* EXERCISE AIM *
The string "treatment" appears in some lines of the entries that follow; copy each such line.

* DATASET *
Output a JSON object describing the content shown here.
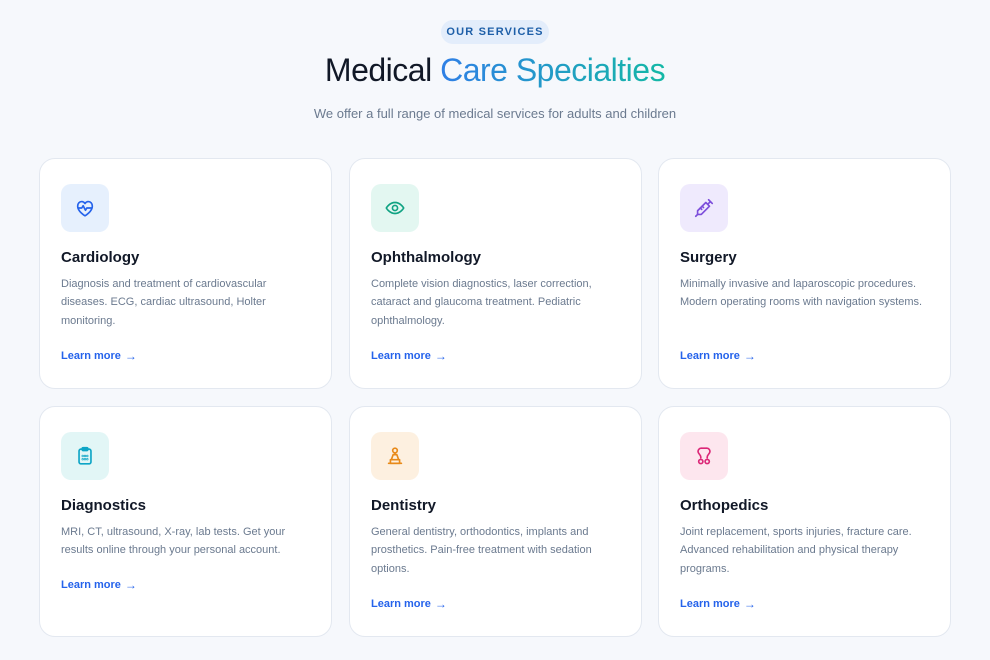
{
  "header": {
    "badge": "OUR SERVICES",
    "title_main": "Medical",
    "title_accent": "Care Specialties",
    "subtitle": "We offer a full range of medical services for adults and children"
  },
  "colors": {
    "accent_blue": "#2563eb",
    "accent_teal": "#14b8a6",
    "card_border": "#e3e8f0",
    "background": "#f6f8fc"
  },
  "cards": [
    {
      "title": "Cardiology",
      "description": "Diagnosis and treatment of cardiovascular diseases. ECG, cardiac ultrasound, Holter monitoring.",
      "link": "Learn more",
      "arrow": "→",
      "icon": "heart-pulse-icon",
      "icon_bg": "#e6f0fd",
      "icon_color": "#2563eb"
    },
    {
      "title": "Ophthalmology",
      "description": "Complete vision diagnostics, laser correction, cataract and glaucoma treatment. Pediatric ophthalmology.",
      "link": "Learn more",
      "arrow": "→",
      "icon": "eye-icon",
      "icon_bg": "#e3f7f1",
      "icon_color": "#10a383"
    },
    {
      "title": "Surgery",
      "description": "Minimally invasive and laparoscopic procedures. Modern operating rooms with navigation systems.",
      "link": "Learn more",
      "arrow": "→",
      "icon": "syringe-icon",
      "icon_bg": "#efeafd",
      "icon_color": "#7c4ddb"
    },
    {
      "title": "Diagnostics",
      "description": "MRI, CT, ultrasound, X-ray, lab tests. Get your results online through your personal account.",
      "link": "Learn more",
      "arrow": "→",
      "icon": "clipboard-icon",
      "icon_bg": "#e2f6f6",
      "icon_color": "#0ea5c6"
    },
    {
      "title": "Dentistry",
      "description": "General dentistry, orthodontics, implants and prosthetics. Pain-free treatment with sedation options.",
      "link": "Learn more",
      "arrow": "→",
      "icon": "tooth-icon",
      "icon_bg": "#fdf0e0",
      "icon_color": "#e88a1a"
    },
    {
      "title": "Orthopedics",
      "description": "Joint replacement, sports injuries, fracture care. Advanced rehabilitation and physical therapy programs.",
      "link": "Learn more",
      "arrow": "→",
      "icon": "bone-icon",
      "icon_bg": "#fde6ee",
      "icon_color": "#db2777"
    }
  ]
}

* OUTPUT FOR THIS EXERCISE *
      "description": "Diagnosis and treatment of cardiovascular diseases. ECG, cardiac ultrasound, Holter monitoring.",
      "description": "Complete vision diagnostics, laser correction, cataract and glaucoma treatment. Pediatric ophthalmology.",
      "description": "General dentistry, orthodontics, implants and prosthetics. Pain-free treatment with sedation options.",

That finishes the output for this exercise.